The minds of Richard Matheson and Richard Kelly collide with Cameron Diaz's terrible southern accent in the sci-fi thriller, The Box. Kelly, who brought us the cult classic Donnie Darko dips into the weird well a little too early and a little too often in this twisty morality tale. Diaz stars alongside James Marsden as a money strapped married couple who are visited by a stranger with hideous facial scars (Frank Langella) who presents them with a box and inside the box lays a button. The concept is simple, press the button and immediately be presented with $1,000,000.00 cash, but someone somewhere that they don't know will simultaneously die- or don't press the button and the offer will be revoked after 24 hours and presented to someone else.
With a movie like this, based off Matheson's short story "Button, Button" the problem lies in stretching the concept into a full-length feature. Kelly manages to do so in mixed fashion. Marsden is a tremendously underrated talent who is constantly mis-cast in loathesome romantic comedies and other chick flicks who carries the vast majority of The Box on his shoulders- made all the more evident every time we are subjected to Cameron Diaz cartoonish southern accent. Kelly's script gives each moments to take over the emotions on screen, but the tone is constantly shifting between the emotional core of the story and the relentless weirdness of the science fiction mixed within.

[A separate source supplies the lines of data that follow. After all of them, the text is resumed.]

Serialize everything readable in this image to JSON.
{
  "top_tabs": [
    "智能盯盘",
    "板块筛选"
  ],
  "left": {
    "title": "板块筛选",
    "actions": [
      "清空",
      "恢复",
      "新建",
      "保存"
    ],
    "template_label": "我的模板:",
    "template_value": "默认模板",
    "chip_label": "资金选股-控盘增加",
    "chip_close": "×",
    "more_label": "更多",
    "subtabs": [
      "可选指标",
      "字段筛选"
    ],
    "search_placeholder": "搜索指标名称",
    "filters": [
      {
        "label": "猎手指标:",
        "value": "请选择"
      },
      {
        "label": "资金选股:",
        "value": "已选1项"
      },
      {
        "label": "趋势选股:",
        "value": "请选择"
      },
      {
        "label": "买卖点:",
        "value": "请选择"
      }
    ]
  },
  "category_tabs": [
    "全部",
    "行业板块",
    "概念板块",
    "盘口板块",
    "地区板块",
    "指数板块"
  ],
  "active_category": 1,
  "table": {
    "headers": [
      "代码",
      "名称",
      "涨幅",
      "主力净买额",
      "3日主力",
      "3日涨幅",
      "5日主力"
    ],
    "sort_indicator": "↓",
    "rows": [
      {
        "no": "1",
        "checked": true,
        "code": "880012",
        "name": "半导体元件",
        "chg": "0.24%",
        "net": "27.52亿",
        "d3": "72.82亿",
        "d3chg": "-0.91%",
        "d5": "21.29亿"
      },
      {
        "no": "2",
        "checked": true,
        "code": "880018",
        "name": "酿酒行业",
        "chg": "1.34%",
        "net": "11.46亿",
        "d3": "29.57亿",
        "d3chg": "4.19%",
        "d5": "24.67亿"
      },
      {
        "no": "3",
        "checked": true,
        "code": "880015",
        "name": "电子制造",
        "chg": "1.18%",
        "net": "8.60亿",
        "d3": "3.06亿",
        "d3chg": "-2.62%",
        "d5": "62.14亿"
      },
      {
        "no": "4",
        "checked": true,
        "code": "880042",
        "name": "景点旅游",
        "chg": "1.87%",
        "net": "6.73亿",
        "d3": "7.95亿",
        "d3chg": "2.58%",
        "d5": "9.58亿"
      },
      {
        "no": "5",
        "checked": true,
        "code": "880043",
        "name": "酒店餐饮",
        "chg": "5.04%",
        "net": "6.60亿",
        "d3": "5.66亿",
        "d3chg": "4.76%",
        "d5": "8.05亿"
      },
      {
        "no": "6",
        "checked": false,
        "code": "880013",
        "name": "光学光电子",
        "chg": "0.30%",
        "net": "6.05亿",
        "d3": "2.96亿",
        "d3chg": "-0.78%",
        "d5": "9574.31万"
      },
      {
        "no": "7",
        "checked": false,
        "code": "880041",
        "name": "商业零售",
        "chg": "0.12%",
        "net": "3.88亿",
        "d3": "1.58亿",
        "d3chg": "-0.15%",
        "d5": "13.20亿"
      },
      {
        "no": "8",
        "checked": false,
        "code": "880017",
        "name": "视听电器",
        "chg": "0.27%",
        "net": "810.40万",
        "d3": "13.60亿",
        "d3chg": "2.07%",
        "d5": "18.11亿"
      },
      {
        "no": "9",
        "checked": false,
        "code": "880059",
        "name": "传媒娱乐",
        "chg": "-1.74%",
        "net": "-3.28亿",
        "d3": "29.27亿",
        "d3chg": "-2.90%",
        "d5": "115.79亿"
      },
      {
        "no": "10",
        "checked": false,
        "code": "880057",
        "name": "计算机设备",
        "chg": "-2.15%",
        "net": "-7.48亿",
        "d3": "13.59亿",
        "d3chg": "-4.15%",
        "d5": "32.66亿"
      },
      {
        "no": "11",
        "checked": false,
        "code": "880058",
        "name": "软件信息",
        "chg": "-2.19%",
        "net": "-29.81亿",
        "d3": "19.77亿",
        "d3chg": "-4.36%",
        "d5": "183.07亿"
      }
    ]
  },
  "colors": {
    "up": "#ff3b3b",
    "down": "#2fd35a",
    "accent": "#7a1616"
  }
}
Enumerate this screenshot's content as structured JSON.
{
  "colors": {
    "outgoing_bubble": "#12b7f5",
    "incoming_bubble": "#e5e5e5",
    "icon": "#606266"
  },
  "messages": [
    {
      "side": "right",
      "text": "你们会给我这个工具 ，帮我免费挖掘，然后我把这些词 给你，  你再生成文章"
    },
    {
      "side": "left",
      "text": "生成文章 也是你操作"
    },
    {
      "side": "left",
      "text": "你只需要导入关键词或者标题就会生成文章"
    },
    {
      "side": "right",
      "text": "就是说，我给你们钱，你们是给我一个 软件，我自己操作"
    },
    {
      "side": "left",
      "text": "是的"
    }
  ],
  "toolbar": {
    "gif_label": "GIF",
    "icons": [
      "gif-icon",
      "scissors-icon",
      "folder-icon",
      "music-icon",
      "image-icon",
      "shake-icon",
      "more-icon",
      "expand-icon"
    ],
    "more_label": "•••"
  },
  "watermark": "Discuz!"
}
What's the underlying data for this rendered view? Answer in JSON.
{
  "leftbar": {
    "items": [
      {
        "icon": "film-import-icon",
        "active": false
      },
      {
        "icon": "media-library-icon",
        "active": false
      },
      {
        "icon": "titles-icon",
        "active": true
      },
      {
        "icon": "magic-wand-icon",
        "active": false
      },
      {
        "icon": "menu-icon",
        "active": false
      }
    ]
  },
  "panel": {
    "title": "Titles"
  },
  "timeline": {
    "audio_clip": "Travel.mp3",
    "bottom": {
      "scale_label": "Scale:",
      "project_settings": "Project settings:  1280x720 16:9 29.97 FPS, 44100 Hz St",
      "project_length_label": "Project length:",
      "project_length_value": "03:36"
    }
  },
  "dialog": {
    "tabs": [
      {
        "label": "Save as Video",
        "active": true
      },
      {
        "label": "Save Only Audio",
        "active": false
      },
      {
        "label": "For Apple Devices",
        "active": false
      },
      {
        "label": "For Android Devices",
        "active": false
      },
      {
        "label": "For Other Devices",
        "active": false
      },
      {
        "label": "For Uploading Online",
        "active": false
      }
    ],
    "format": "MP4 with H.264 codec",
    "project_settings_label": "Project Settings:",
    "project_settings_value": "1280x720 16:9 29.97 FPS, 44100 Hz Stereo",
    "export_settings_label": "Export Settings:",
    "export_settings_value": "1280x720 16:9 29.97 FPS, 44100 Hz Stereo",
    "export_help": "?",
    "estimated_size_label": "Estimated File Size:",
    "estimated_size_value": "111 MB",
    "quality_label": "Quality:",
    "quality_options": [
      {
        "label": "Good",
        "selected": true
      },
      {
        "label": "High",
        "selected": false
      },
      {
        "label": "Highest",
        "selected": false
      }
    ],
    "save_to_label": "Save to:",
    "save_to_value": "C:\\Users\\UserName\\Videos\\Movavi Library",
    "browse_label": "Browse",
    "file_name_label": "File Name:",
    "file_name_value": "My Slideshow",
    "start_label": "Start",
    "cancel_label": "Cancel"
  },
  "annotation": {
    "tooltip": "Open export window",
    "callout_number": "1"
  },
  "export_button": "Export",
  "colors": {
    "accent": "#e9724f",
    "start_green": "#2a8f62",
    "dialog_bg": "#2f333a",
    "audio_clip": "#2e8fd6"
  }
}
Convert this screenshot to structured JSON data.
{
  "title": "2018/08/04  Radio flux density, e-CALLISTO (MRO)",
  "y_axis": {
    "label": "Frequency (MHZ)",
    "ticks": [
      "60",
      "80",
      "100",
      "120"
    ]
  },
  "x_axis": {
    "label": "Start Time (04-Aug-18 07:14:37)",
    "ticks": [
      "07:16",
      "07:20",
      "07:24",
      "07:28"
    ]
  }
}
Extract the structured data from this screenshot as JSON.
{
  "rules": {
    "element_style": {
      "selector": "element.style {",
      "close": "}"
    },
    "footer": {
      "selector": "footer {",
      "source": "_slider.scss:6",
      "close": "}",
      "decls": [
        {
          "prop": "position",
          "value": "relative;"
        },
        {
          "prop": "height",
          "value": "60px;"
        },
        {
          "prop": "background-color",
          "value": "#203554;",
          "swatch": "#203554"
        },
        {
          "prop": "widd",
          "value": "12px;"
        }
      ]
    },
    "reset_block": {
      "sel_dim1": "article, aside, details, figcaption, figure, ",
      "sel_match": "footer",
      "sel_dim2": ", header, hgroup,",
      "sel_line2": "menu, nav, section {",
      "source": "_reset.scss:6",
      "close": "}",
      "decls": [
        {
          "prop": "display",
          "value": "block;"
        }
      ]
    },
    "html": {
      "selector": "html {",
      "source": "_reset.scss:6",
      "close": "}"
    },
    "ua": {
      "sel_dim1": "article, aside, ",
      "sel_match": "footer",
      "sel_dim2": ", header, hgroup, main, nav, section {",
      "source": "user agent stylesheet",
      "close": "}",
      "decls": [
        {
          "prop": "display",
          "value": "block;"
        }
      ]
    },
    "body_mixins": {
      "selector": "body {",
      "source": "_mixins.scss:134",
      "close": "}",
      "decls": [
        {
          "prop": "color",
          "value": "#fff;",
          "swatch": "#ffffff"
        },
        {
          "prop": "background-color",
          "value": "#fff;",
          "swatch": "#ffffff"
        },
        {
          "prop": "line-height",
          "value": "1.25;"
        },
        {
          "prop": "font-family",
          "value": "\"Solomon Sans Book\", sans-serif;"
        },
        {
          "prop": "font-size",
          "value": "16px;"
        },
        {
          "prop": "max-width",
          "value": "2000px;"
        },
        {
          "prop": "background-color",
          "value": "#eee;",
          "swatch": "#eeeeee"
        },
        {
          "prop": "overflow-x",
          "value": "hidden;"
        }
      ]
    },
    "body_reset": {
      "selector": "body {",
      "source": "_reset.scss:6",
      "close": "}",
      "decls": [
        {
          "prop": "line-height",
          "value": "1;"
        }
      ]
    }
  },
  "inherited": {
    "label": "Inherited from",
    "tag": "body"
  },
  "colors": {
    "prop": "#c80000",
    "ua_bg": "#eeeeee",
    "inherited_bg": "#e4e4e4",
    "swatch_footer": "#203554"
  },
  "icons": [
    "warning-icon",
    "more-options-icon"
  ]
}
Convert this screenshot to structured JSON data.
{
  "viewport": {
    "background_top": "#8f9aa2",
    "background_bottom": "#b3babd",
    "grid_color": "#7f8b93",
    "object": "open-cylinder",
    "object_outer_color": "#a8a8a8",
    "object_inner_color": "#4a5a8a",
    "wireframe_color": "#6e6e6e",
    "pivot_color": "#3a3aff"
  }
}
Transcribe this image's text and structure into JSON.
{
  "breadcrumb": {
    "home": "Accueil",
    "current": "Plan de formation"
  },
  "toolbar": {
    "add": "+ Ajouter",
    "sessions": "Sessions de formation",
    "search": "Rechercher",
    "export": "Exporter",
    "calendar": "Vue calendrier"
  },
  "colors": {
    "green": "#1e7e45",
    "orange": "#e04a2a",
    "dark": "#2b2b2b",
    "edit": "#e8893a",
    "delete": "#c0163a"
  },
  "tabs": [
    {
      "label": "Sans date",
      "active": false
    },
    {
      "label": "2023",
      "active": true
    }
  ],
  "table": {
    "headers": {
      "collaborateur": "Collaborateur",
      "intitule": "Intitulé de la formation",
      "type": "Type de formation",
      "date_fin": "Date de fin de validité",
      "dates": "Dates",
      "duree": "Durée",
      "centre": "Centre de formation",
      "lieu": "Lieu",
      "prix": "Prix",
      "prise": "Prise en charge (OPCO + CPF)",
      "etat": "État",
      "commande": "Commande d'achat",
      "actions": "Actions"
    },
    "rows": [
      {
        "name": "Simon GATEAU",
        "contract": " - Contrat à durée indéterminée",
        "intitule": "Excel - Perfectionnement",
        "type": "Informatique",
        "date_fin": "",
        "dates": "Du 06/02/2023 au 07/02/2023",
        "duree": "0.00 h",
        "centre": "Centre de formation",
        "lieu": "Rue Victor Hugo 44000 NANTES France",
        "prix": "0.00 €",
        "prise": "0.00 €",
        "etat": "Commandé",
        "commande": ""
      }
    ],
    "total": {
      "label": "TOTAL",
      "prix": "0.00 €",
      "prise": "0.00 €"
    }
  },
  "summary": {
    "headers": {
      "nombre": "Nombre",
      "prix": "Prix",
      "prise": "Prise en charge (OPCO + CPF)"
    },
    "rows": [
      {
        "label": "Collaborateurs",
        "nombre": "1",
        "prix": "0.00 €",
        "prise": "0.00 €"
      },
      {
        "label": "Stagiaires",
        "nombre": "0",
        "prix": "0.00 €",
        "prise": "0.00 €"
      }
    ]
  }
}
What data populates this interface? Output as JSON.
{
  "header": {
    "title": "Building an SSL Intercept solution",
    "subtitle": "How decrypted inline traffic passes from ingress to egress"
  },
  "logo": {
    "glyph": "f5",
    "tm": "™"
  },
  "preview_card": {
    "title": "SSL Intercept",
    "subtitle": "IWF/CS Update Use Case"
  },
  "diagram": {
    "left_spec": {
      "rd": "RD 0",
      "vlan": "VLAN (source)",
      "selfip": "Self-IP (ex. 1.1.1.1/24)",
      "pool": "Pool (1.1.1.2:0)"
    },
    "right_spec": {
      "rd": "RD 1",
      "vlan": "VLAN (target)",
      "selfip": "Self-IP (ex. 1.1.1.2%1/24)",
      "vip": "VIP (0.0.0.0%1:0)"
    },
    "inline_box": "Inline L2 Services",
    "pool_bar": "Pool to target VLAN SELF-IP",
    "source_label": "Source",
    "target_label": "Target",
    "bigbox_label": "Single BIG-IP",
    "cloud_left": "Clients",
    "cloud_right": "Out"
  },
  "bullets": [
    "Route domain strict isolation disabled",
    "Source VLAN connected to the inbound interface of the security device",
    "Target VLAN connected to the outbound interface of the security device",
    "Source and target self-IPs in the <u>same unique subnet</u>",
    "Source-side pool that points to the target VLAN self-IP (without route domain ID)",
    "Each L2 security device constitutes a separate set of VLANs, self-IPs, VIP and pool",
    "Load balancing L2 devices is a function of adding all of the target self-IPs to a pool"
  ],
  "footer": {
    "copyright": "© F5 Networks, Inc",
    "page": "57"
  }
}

There's a mystery that slowly unravels itself- what is this box, where did it come from, and what is the ultimate purpose. Nuggets of pertinent info is info dumped at several of the film's checkpoints, some of them forcefully so. The film's strength lies in the mysterious charm of Frank Langella's character which is also at times menacing. However, like Langella's unfortunate scars (used to great effect throughout) the film's mystery is missing chunks of skin leaving it a little disfigured. Intriguing as it is, the film's over serious tone is often derailed by hokey acting and refusal to let off the gas a bit when the weirdness starts spiraling out of control.
Richard Kelly is able to create an immensly creepy atmosphere that builds on the dread with a pretty great score that sometimes ventures into old school sci-fi. The time period setting also lends to the dated aesthetic Kelly has skillfully crafted. In the end The Box isn't quite destined for the cult status of Donnie Darko, but the film will certainly have a niche audience willing to engage it's bizarre temperament.